MICOS coordinates with respiratory complexes and lipids to establish mitochondrial inner membrane architecture

Jonathan R. Friedman, Arnaud Mourier, Justin Yamada, J. Michael McCaffery, Jodi Nunnari

Research output: Contribution to journalArticle

105 Scopus citations

Abstract

The conserved MICOS complex functions as a primary determinant of mitochondrial inner membrane structure. We address the organization and functional roles of MICOS and identify two independent MICOS subcomplexes: Mic27/Mic10/Mic12, whose assembly is dependent on respiratory complexes and the mitochondrial lipid cardiolipin, and Mic60/Mic19, which assembles independent of these factors. Our data suggest that MICOS subcomplexes independently localize to cristae junctions and are connected via Mic19, which functions to regulate subcomplex distribution, and thus, potentially also cristae junction copy number. MICOS subunits have non-redundant functions as the absence of MICOS subcomplexes results in more severe morphological and respiratory growth defects than deletion of single MICOS subunits or subcomplexes. Mitochondrial defects resulting from MICOS loss are caused by misdistribution of respiratory complexes in the inner membrane. Together, our data are consistent with a model where MICOS, mitochondrial lipids and respiratory complexes coordinately build a functional and correctly shaped mitochondrial inner membrane.

Original languageEnglish (US)
Article numbere07739
Pages (from-to)1-61
Number of pages61
JournaleLife
Volume2015
Issue number4
DOIs
StatePublished - Apr 28 2015

ASJC Scopus subject areas

  • Neuroscience(all)
  • Immunology and Microbiology(all)
  • Biochemistry, Genetics and Molecular Biology(all)
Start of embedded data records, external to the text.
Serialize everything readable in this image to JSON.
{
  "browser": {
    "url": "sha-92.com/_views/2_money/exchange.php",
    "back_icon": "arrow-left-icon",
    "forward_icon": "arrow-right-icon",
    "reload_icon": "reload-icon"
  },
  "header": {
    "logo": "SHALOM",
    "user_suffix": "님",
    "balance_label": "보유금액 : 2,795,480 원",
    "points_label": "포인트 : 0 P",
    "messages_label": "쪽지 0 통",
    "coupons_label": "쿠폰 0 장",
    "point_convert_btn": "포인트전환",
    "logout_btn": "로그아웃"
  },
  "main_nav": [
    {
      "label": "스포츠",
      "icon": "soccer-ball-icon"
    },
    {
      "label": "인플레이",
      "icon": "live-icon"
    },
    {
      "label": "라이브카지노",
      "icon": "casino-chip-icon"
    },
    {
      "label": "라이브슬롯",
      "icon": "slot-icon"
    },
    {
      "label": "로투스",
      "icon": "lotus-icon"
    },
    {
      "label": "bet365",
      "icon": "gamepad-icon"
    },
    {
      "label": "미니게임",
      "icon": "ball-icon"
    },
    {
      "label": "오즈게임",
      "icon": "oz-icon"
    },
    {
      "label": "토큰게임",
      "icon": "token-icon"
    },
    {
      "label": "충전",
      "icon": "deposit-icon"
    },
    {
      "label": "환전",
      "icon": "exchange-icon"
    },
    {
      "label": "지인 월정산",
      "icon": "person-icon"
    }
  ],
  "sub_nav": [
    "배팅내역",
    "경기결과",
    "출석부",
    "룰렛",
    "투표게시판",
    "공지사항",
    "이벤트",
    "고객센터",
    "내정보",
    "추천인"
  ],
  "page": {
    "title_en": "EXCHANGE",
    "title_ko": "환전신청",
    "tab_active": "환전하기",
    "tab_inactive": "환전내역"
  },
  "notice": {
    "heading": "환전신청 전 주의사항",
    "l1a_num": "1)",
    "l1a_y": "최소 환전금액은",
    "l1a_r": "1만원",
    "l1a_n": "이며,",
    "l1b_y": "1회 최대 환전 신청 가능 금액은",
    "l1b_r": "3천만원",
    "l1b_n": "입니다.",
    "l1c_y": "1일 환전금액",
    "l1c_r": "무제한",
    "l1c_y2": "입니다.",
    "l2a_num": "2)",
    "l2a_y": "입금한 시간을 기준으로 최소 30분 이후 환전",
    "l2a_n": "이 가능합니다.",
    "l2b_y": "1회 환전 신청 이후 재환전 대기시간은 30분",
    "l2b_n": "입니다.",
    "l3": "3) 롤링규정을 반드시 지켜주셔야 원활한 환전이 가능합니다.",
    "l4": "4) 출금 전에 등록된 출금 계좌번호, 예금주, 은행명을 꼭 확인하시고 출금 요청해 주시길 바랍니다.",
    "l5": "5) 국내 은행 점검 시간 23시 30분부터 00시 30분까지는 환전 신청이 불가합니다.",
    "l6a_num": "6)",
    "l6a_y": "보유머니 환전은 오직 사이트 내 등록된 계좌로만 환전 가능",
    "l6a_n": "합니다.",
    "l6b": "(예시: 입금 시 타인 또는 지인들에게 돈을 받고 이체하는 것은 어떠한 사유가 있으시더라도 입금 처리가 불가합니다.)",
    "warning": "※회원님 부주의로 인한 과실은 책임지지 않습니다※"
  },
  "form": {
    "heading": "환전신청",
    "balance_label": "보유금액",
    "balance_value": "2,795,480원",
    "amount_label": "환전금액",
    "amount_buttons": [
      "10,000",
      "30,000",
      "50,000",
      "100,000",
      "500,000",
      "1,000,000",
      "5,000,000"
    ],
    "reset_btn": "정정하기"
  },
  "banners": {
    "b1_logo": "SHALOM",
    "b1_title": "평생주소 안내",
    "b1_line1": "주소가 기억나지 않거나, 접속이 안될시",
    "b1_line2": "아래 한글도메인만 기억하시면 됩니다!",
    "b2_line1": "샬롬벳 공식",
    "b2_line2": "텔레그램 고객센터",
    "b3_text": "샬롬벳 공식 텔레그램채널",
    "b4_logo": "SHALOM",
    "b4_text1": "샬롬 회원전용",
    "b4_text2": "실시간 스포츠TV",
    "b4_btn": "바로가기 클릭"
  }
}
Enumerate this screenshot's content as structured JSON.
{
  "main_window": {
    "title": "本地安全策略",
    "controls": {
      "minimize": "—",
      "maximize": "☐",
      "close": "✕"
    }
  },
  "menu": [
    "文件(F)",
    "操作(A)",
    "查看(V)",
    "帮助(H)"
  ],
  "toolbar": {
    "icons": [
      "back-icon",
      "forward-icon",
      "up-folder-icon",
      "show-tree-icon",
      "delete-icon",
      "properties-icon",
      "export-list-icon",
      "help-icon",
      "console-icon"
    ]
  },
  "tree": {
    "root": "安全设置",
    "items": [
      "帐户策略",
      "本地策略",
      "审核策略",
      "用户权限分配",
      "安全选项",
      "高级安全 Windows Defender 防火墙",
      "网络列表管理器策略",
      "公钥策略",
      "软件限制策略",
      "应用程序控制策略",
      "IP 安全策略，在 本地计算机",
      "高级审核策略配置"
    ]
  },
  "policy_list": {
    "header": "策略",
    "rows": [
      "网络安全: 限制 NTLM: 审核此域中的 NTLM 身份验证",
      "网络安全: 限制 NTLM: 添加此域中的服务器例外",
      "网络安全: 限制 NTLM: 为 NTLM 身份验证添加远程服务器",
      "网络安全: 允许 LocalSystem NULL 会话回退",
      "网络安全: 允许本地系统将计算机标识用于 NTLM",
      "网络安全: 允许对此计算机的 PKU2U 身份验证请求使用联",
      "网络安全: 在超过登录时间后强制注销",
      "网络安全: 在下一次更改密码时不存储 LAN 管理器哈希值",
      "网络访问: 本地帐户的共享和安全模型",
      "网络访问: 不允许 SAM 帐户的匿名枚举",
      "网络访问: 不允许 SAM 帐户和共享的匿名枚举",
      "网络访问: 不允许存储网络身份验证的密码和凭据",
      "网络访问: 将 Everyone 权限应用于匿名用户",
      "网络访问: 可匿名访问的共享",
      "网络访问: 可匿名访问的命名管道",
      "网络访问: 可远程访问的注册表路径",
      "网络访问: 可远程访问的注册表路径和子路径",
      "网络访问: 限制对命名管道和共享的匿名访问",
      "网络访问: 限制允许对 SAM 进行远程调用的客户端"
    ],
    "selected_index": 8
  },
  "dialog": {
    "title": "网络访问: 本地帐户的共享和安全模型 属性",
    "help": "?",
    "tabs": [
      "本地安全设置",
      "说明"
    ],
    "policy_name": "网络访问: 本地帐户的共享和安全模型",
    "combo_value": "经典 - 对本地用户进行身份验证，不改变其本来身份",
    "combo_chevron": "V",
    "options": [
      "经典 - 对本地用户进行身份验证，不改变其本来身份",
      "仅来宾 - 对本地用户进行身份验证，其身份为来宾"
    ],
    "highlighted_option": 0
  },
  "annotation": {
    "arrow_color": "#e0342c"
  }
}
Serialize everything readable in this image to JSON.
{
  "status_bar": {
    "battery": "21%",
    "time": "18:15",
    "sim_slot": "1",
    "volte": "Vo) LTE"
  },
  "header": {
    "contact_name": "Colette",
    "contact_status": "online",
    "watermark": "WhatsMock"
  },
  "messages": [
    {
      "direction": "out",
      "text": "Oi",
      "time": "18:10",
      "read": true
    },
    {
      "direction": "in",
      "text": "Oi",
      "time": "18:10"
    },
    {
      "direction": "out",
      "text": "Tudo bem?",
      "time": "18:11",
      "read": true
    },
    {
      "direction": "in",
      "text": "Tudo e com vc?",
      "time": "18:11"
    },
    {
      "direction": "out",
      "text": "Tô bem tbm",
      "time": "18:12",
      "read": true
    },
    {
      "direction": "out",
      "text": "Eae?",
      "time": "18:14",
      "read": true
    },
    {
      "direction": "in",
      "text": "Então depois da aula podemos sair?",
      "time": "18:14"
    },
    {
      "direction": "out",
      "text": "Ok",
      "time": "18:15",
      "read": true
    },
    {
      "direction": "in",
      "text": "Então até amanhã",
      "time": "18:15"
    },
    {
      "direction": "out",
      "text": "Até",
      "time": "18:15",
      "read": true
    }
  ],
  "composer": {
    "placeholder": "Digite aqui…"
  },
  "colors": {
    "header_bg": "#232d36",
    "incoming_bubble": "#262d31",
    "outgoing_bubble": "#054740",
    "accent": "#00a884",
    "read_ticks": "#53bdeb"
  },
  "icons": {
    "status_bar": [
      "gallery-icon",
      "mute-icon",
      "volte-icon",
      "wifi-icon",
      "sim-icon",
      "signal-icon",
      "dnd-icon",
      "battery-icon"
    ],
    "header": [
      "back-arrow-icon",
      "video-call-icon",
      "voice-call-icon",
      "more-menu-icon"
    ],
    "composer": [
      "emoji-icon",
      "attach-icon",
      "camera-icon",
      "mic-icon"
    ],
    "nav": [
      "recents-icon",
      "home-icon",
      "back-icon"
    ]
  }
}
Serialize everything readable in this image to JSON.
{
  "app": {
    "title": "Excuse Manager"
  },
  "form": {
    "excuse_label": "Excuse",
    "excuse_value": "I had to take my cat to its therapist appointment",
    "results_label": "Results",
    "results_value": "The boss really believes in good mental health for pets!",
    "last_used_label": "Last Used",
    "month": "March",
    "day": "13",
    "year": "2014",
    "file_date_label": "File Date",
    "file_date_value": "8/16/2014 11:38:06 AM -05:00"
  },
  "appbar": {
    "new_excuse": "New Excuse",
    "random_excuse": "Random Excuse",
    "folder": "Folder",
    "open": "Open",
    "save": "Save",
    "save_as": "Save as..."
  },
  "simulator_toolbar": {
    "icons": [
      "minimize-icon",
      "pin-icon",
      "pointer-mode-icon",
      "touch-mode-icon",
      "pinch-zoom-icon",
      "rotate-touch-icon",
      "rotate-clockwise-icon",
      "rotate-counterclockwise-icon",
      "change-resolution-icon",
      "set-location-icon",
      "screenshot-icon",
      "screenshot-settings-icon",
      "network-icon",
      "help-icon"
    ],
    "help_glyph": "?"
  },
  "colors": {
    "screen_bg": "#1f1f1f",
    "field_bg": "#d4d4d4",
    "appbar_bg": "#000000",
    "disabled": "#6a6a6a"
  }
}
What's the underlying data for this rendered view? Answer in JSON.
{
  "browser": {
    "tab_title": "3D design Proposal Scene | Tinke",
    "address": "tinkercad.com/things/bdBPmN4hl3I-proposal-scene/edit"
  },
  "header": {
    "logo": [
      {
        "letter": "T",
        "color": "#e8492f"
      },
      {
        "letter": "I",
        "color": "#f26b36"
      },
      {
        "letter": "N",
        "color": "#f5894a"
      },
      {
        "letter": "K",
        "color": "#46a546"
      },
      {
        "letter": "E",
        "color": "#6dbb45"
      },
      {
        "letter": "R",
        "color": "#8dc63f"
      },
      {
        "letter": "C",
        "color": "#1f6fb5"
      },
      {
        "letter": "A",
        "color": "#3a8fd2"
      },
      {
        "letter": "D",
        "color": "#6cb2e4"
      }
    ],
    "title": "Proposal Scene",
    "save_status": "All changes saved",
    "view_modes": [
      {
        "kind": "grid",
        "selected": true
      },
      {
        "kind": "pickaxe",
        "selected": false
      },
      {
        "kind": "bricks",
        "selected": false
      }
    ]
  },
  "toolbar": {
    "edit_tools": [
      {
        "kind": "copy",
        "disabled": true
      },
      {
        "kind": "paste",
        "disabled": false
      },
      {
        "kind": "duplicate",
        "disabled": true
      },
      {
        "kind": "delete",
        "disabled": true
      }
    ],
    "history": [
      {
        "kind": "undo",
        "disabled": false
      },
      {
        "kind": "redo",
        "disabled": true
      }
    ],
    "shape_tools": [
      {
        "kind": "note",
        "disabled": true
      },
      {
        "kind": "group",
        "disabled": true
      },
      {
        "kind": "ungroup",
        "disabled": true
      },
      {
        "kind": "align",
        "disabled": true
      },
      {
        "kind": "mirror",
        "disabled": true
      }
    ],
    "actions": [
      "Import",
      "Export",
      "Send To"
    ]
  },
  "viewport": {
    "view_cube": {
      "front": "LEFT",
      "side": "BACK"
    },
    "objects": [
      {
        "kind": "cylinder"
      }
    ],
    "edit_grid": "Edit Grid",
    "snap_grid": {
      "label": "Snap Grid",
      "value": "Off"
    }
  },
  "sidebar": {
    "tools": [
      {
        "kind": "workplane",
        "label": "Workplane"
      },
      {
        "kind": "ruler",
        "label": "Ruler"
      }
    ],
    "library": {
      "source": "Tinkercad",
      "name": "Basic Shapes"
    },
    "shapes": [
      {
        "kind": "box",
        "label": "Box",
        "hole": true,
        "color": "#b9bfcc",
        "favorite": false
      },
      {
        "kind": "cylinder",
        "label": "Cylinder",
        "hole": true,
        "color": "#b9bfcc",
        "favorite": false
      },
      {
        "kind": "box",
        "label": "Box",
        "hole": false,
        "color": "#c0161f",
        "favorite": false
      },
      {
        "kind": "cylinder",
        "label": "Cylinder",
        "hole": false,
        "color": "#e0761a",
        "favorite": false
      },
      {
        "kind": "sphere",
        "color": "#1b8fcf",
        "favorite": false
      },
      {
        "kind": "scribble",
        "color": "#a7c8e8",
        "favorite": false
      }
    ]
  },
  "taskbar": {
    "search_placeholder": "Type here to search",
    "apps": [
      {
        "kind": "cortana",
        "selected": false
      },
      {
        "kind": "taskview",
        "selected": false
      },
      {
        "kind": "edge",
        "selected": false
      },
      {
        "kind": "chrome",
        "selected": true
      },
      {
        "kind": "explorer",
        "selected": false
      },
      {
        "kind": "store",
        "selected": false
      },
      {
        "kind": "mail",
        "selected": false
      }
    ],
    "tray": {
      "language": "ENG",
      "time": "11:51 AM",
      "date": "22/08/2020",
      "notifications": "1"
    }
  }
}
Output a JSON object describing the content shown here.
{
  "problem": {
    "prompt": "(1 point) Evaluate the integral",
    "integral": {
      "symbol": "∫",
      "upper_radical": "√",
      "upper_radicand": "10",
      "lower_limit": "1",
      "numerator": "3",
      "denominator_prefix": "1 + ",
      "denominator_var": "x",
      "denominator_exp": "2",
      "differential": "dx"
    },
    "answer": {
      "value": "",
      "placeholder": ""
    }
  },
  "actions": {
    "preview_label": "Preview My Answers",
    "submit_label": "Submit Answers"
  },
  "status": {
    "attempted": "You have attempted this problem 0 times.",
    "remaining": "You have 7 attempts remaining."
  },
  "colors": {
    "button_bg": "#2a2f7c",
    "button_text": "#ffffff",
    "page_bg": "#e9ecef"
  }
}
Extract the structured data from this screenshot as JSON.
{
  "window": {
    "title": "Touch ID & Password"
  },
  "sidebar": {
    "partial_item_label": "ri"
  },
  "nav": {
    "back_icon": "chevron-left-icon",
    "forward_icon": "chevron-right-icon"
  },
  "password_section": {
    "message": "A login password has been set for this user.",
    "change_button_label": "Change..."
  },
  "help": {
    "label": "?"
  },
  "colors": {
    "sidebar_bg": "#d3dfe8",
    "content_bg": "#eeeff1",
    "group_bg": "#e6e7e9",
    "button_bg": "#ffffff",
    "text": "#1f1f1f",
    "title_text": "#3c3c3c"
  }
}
Fingerprint Dive into the research topics of 'MICOS coordinates with respiratory complexes and lipids to establish mitochondrial inner membrane architecture'. Together they form a unique fingerprint.

Cite this